▶ _Data to use_
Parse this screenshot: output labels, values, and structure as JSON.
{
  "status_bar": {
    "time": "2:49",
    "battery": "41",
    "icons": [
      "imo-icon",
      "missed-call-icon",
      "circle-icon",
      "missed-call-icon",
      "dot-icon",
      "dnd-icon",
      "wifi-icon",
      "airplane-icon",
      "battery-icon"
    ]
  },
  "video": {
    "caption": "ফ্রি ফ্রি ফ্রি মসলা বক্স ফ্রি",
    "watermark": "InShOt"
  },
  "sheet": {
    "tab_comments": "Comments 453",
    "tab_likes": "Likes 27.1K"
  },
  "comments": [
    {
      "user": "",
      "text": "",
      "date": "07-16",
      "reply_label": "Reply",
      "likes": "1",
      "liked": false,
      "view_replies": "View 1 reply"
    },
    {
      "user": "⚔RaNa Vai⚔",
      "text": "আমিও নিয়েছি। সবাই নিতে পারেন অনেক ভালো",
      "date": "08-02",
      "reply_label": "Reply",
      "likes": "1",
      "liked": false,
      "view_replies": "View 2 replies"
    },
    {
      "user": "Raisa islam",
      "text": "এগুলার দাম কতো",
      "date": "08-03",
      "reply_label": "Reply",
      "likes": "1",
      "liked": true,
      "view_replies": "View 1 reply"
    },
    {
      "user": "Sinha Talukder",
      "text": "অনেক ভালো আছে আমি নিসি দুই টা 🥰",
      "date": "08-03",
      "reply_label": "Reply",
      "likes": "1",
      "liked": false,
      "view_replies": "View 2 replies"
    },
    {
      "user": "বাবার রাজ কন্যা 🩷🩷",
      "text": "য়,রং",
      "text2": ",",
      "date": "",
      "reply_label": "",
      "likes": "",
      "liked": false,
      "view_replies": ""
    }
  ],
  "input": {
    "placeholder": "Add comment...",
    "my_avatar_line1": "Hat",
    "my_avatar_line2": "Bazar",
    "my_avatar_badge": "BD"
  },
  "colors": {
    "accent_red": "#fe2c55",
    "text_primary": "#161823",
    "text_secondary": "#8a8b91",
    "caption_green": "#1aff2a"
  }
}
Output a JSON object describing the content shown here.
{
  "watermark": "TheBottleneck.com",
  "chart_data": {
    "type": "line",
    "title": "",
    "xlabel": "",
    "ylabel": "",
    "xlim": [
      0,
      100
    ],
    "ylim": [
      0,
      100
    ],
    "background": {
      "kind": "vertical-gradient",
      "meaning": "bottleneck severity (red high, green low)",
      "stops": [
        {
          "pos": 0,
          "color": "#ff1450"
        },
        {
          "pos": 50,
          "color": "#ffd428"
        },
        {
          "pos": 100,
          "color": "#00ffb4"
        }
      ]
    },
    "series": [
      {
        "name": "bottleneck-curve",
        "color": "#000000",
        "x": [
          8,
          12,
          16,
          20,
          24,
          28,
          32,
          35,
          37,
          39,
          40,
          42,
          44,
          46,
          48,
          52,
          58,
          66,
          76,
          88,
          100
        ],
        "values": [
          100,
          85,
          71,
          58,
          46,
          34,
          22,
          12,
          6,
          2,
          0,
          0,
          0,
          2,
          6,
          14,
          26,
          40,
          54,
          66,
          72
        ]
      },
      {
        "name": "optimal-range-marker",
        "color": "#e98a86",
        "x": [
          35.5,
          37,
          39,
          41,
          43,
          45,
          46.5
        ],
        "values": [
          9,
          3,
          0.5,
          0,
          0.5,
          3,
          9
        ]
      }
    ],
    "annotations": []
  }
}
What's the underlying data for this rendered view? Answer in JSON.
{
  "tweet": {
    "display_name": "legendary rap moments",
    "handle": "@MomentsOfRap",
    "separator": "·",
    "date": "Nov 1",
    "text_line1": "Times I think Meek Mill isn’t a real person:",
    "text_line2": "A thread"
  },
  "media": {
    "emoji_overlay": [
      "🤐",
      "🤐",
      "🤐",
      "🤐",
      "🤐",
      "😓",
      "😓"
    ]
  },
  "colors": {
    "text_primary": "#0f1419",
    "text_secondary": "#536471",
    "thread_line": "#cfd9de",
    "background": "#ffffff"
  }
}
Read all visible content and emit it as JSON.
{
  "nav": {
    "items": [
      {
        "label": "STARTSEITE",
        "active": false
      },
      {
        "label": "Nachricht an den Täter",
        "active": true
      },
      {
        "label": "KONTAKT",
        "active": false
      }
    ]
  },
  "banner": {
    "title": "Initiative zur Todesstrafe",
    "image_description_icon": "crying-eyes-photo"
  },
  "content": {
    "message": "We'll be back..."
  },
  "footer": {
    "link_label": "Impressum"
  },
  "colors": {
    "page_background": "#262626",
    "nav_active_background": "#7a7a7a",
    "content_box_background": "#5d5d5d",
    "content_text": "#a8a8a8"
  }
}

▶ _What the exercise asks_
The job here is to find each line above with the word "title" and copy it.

▶ _Solution_
    "title": "",
    "title": "Initiative zur Todesstrafe",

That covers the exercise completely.